‘As humanity hangs at a precipice, we need shifts that can be made by each of us, with far reaching implications for the planet and all people’. Vandana Shiva
We are all becoming increasingly aware of how our daily actions are contributing to the destruction of our planet. The younger generation holds a stronger desire for peace, economic and social equality and a clean, sustainable way of life. A collective of eco-warriors are waking up all over the world, full of hope and drive for a greener future. We hope we can achieve this. But the question is – do we have enough time?
The majority of our world leaders make platitudes and promises around climate change, but seem to not make much effort in delivering them. The problems that Earth faces won’t even be faced by most of those in power, so the decisions being made – or not being made – are by people who it won’t affect.
Climate change and the loss of biodiversity are the biggest threat to our planet’s future , however scientists are now warning that matters below ground are equally important.
Underneath us is the core of our food and ecosystems.
‘Everything comes from the soil, and returns to the soil’ Satish Kumar.
Soil. It’s beneath us all and we’re only just beginning to uncover the significance of it.
Soil is responsible for cycling nutrients, modifying the atmosphere by emitting and absorbing gases. It provides habitat for animals that live in the soil and organisms such as bacteria and fungi (which account for most of the life on Earth).
Soil also absorbs and purifies water and provides a medium for plant and food growth (Agriculture). Without soil we would not have any roads or buildings.
We need soil. Especially now more than ever. Soil erosion is a major global threat and in Europe scientists are predicting that we only have about 20-30 years left of soil. On average, we lose around 2.5cm of top soil a year. Soil degradation is a massive threat to all land, freshwater, and ocean life. One of the major causes that drives the erosion of soil is Agriculture.
Our current farming techniques throughout Europe are causing the soil to rapidly disappear and become nutrient-less. The awful method of Monocropping has left us with infetile soil by removing native vegetation and pumping the ground full of pesticides and synthetic fertilizers.
To make matters worse, the negative effects of industrial agriculture aren’t just affecting the nutrients in our food and soil, but also our atmosphere.
Our current demand for all food and for it to always be available is not only unsustainable, but it’s greedy and this has been one of the leading factors in the depletion of our soil.
We’ve completely lost our appreciation for the vitality of food.
Although this situation may seem extremely depressing, there are numerous sustainable approaches that are happening all over Europe. Permaculture and other organic farming practises using both old and new techniques. Improving our knowledge of the probable future rates of soil erosion, accelerated by human activity then we stand a good chance. But in order to maintain the long-term wellbeing of the soil, we must do more than simply save it, we must repair and improve the quantity and quality of it.

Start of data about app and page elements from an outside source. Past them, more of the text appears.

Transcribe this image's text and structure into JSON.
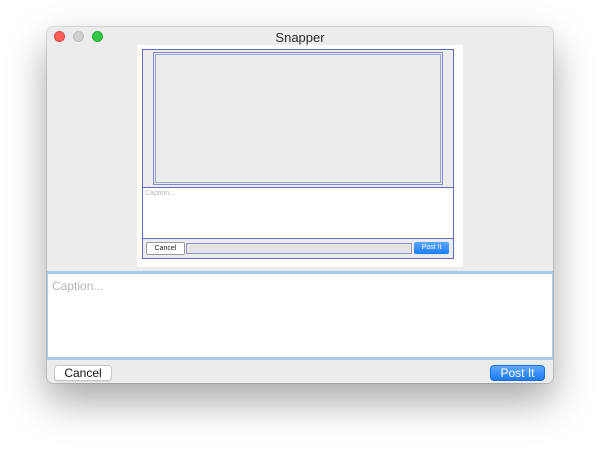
{
  "window": {
    "title": "Snapper"
  },
  "preview": {
    "caption_placeholder": "Caption...",
    "cancel_label": "Cancel",
    "post_label": "Post It"
  },
  "caption": {
    "placeholder": "Caption..."
  },
  "actions": {
    "cancel_label": "Cancel",
    "post_label": "Post It"
  },
  "colors": {
    "accent": "#1b79f2",
    "focus_ring": "#a9c9ee",
    "close": "#fc5f57",
    "zoom": "#33c748"
  }
}
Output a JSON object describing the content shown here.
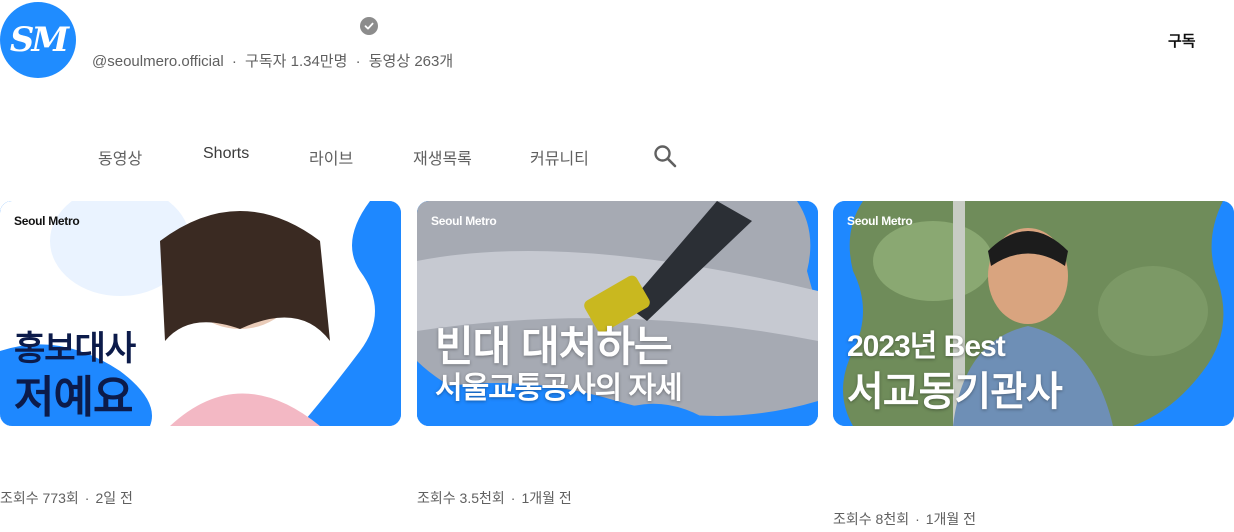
{
  "channel": {
    "avatar_text": "SM",
    "handle": "@seoulmero.official",
    "subscribers": "구독자 1.34만명",
    "videos": "동영상 263개",
    "separator": "·",
    "subscribe_label": "구독"
  },
  "tabs": [
    {
      "label": "동영상"
    },
    {
      "label": "Shorts"
    },
    {
      "label": "라이브"
    },
    {
      "label": "재생목록"
    },
    {
      "label": "커뮤니티"
    }
  ],
  "videos": [
    {
      "brand": "Seoul Metro",
      "title_line1": "홍보대사",
      "title_line2": "저예요",
      "views": "조회수 773회",
      "age": "2일 전"
    },
    {
      "brand": "Seoul Metro",
      "title_line1": "빈대 대처하는",
      "title_line2": "서울교통공사의 자세",
      "views": "조회수 3.5천회",
      "age": "1개월 전"
    },
    {
      "brand": "Seoul Metro",
      "title_line1": "2023년 Best",
      "title_line2": "서교동기관사",
      "views": "조회수 8천회",
      "age": "1개월 전"
    }
  ],
  "colors": {
    "brand_blue": "#1f8cff",
    "thumb_blue": "#1e88ff",
    "meta_gray": "#606060",
    "verified_gray": "#8c8c8c"
  },
  "icons": [
    "verified-badge-icon",
    "search-icon"
  ]
}
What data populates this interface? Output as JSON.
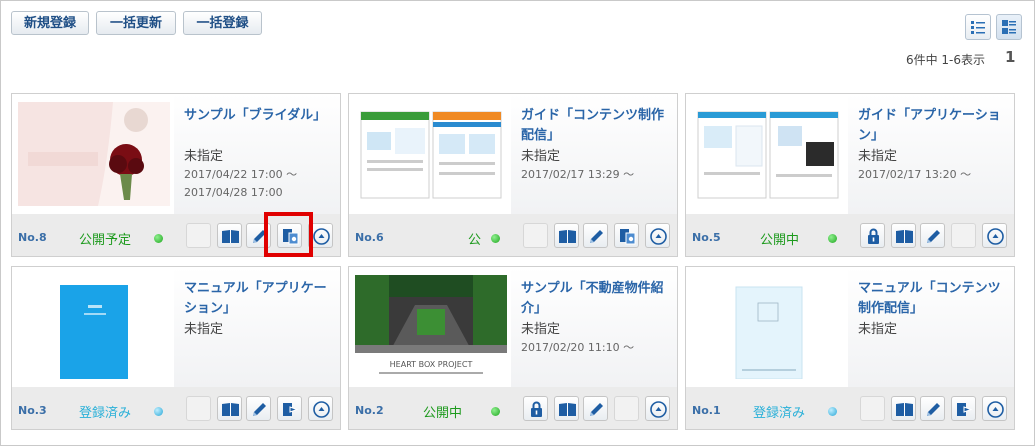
{
  "toolbar": {
    "new_label": "新規登録",
    "bulk_update_label": "一括更新",
    "bulk_register_label": "一括登録"
  },
  "view": {
    "list_icon": "list-view-icon",
    "card_icon": "card-view-icon",
    "active": "card"
  },
  "pagination": {
    "summary": "6件中 1-6表示",
    "page": "1"
  },
  "colors": {
    "published": "#1d9a1d",
    "registered": "#2ab0d8",
    "title": "#2a65a8",
    "highlight": "#e00000"
  },
  "cards": [
    {
      "title": "サンプル「ブライダル」",
      "category": "未指定",
      "date1": "2017/04/22 17:00 ～",
      "date2": "2017/04/28 17:00",
      "no": "No.8",
      "status": "公開予定",
      "status_color": "green"
    },
    {
      "title": "ガイド「コンテンツ制作配信」",
      "category": "未指定",
      "date1": "2017/02/17 13:29 ～",
      "date2": "",
      "no": "No.6",
      "status": "公",
      "status_color": "green"
    },
    {
      "title": "ガイド「アプリケーション」",
      "category": "未指定",
      "date1": "2017/02/17 13:20 ～",
      "date2": "",
      "no": "No.5",
      "status": "公開中",
      "status_color": "green"
    },
    {
      "title": "マニュアル「アプリケーション」",
      "category": "未指定",
      "date1": "",
      "date2": "",
      "no": "No.3",
      "status": "登録済み",
      "status_color": "blue"
    },
    {
      "title": "サンプル「不動産物件紹介」",
      "category": "未指定",
      "date1": "2017/02/20 11:10 ～",
      "date2": "",
      "no": "No.2",
      "status": "公開中",
      "status_color": "green"
    },
    {
      "title": "マニュアル「コンテンツ制作配信」",
      "category": "未指定",
      "date1": "",
      "date2": "",
      "no": "No.1",
      "status": "登録済み",
      "status_color": "blue"
    }
  ],
  "thumb_texts": {
    "realestate_brand": "HEART BOX PROJECT"
  }
}
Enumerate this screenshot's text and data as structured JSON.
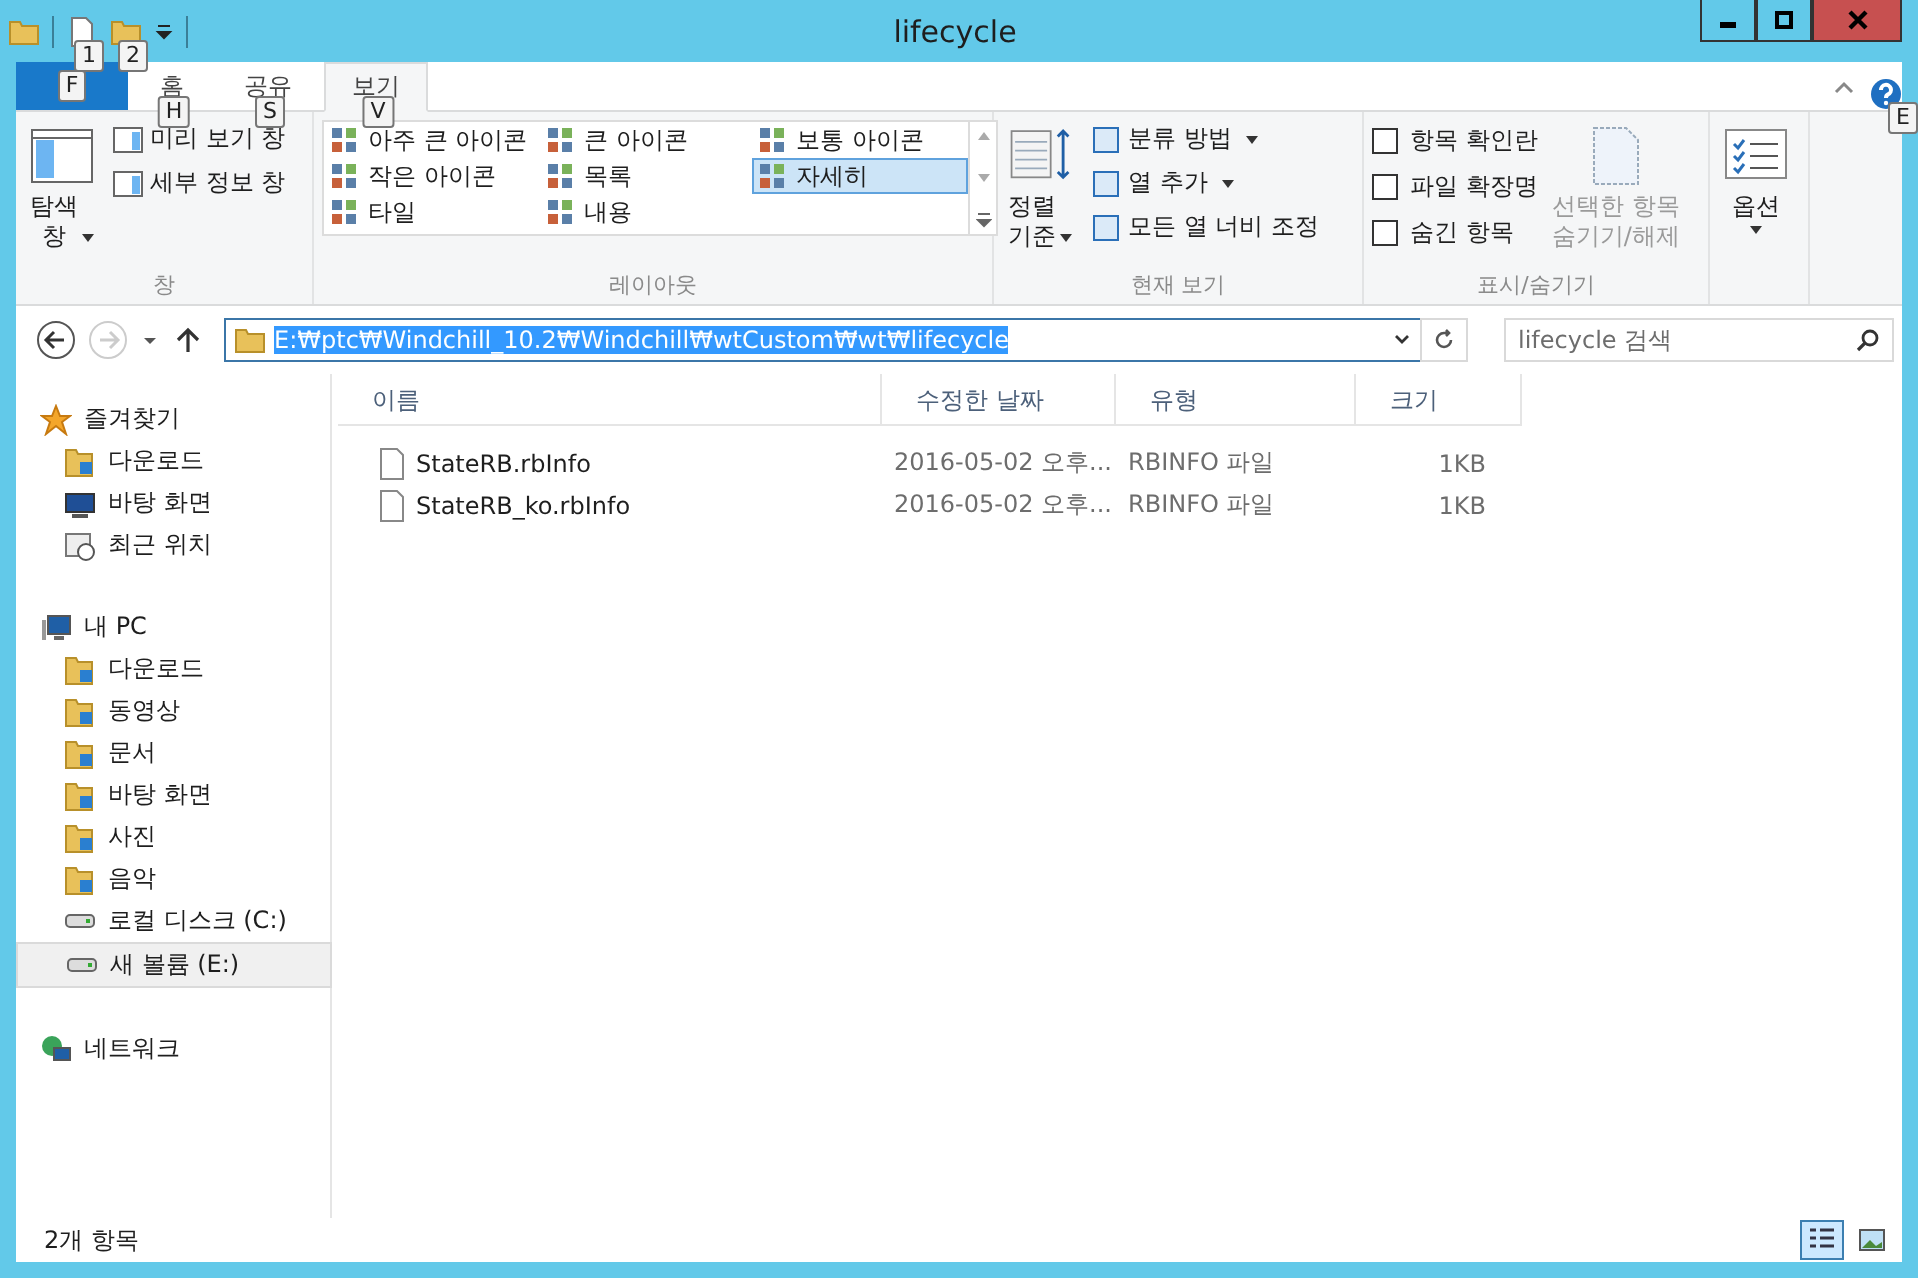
{
  "window": {
    "title": "lifecycle",
    "quick_access_keytips": [
      "1",
      "2"
    ]
  },
  "ribbon": {
    "tabs": [
      {
        "kind": "file",
        "selected": false,
        "keytip": "F"
      },
      {
        "label": "홈",
        "kind": "tab",
        "selected": false,
        "keytip": "H"
      },
      {
        "label": "공유",
        "kind": "tab",
        "selected": false,
        "keytip": "S"
      },
      {
        "label": "보기",
        "kind": "tab",
        "selected": true,
        "keytip": "V"
      }
    ],
    "help_keytip": "E",
    "pane_group": {
      "label": "창",
      "nav_pane": "탐색\n창",
      "items": [
        "미리 보기 창",
        "세부 정보 창"
      ]
    },
    "layout_group": {
      "label": "레이아웃",
      "items": [
        {
          "label": "아주 큰 아이콘",
          "selected": false
        },
        {
          "label": "큰 아이콘",
          "selected": false
        },
        {
          "label": "보통 아이콘",
          "selected": false
        },
        {
          "label": "작은 아이콘",
          "selected": false
        },
        {
          "label": "목록",
          "selected": false
        },
        {
          "label": "자세히",
          "selected": true
        },
        {
          "label": "타일",
          "selected": false
        },
        {
          "label": "내용",
          "selected": false
        }
      ]
    },
    "view_group": {
      "label": "현재 보기",
      "sort": "정렬\n기준",
      "items": [
        {
          "label": "분류 방법",
          "dropdown": true
        },
        {
          "label": "열 추가",
          "dropdown": true
        },
        {
          "label": "모든 열 너비 조정",
          "dropdown": false
        }
      ]
    },
    "showhide_group": {
      "label": "표시/숨기기",
      "checkboxes": [
        {
          "label": "항목 확인란",
          "checked": false
        },
        {
          "label": "파일 확장명",
          "checked": false
        },
        {
          "label": "숨긴 항목",
          "checked": false
        }
      ],
      "hide_selected": {
        "label": "선택한 항목\n숨기기/해제",
        "disabled": true
      }
    },
    "options": {
      "label": "옵션"
    }
  },
  "address": {
    "path": "E:₩ptc₩Windchill_10.2₩Windchill₩wtCustom₩wt₩lifecycle",
    "search_placeholder": "lifecycle 검색"
  },
  "nav": [
    {
      "label": "즐겨찾기",
      "kind": "star",
      "selected": false,
      "children": [
        {
          "label": "다운로드",
          "kind": "folder",
          "selected": false
        },
        {
          "label": "바탕 화면",
          "kind": "desktop",
          "selected": false
        },
        {
          "label": "최근 위치",
          "kind": "recent",
          "selected": false
        }
      ]
    },
    {
      "label": "내 PC",
      "kind": "pc",
      "selected": false,
      "children": [
        {
          "label": "다운로드",
          "kind": "folder",
          "selected": false
        },
        {
          "label": "동영상",
          "kind": "folder",
          "selected": false
        },
        {
          "label": "문서",
          "kind": "folder",
          "selected": false
        },
        {
          "label": "바탕 화면",
          "kind": "folder",
          "selected": false
        },
        {
          "label": "사진",
          "kind": "folder",
          "selected": false
        },
        {
          "label": "음악",
          "kind": "folder",
          "selected": false
        },
        {
          "label": "로컬 디스크 (C:)",
          "kind": "drive",
          "selected": false
        },
        {
          "label": "새 볼륨 (E:)",
          "kind": "drive",
          "selected": true
        }
      ]
    },
    {
      "label": "네트워크",
      "kind": "network",
      "selected": false
    }
  ],
  "table": {
    "columns": [
      "이름",
      "수정한 날짜",
      "유형",
      "크기"
    ],
    "rows": [
      [
        "StateRB.rbInfo",
        "2016-05-02 오후...",
        "RBINFO 파일",
        "1KB"
      ],
      [
        "StateRB_ko.rbInfo",
        "2016-05-02 오후...",
        "RBINFO 파일",
        "1KB"
      ]
    ]
  },
  "status_bar": {
    "count": "2개 항목",
    "views": [
      {
        "kind": "details",
        "selected": true
      },
      {
        "kind": "thumbnails",
        "selected": false
      }
    ]
  }
}
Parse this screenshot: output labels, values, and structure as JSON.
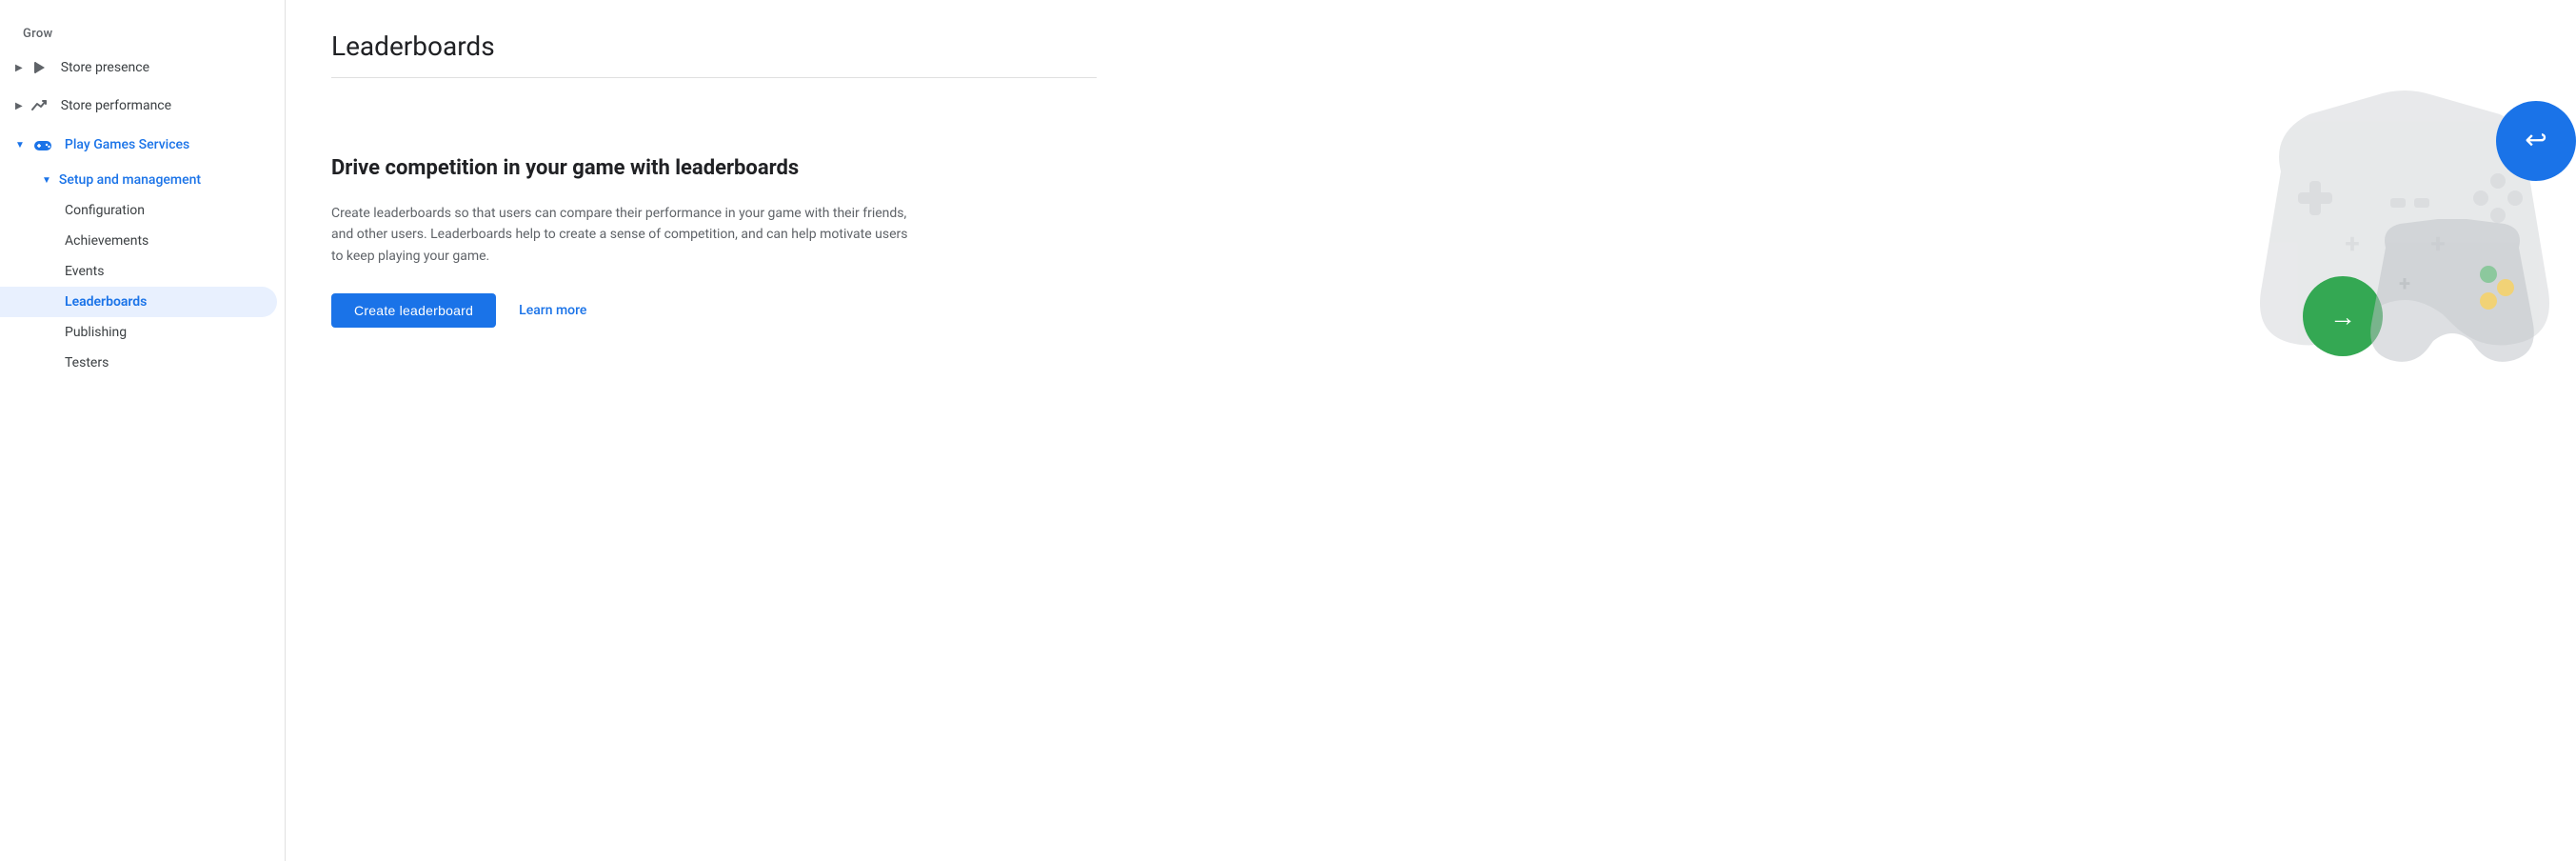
{
  "sidebar": {
    "grow_label": "Grow",
    "items": [
      {
        "id": "store-presence",
        "label": "Store presence",
        "icon": "play-icon",
        "has_arrow": true,
        "arrow_direction": "right",
        "active": false
      },
      {
        "id": "store-performance",
        "label": "Store performance",
        "icon": "trend-icon",
        "has_arrow": true,
        "arrow_direction": "right",
        "active": false
      },
      {
        "id": "play-games-services",
        "label": "Play Games Services",
        "icon": "gamepad-icon",
        "has_arrow": true,
        "arrow_direction": "down",
        "active": true,
        "blue": true
      }
    ],
    "sub_items": [
      {
        "id": "setup-management",
        "label": "Setup and management",
        "has_arrow": true,
        "arrow_direction": "down",
        "indent": 1,
        "blue": true
      },
      {
        "id": "configuration",
        "label": "Configuration",
        "indent": 2
      },
      {
        "id": "achievements",
        "label": "Achievements",
        "indent": 2
      },
      {
        "id": "events",
        "label": "Events",
        "indent": 2
      },
      {
        "id": "leaderboards",
        "label": "Leaderboards",
        "indent": 2,
        "active": true
      },
      {
        "id": "publishing",
        "label": "Publishing",
        "indent": 2
      },
      {
        "id": "testers",
        "label": "Testers",
        "indent": 2
      }
    ]
  },
  "main": {
    "page_title": "Leaderboards",
    "hero_title": "Drive competition in your game with leaderboards",
    "hero_description": "Create leaderboards so that users can compare their performance in your game with their friends, and other users. Leaderboards help to create a sense of competition, and can help motivate users to keep playing your game.",
    "create_button_label": "Create leaderboard",
    "learn_more_label": "Learn more"
  },
  "colors": {
    "blue": "#1a73e8",
    "green": "#34a853",
    "yellow": "#fbbc04",
    "light_gray": "#d0d5dd",
    "controller_gray": "#bdc1c6"
  }
}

The EU Commission has created green targets that need to be achieved by 2030. The Commission plans to reduce the use and risk of chemical and hazardous pesticides by 50% and synthetic fertilizers use by at least 20%. Nutrient losses in our soil are to be reduced by 50% while ensuring that soil fertility will not deteriorate. They aim to help the EU’s organic farming sector to grow, with the goal that 25% of our current farmland will be used for organic farming.
And across Europe there are endless Permaculture farms, projects and people who are devoting their lives towards preserving the soil and our planet.
Danyadara, is a non-profit permaculture farm based in the South of Spain. A great example of people working hard towards the future of our planet. Focusing on land regeneration with a goal to heavily reduce the desertification in Andalucia.
‘Many little people in many small places, undertaking many modest actions can transform the world’ – African Proverb
We can’t rely on the EU Government alone, we have to also adapt our way of living and the roles that we play in society.
By inheriting the ethos of soil, which gives far more than it takes, and learning to appreciate the symbiotic relationship that it has with all life, we will have a much greener and peaceful future.
Mary Hennessy, FoE Malta volunteer
Friends of the Earth Malta gratefully acknowledges financial assistance from the European Union. The contents of this article are the sole responsibility of Friends of the Earth Malta and cannot be regarded as reflecting the opinion of the European Union. The European Parliament cannot be held responsible for any use that may be made of the information contained.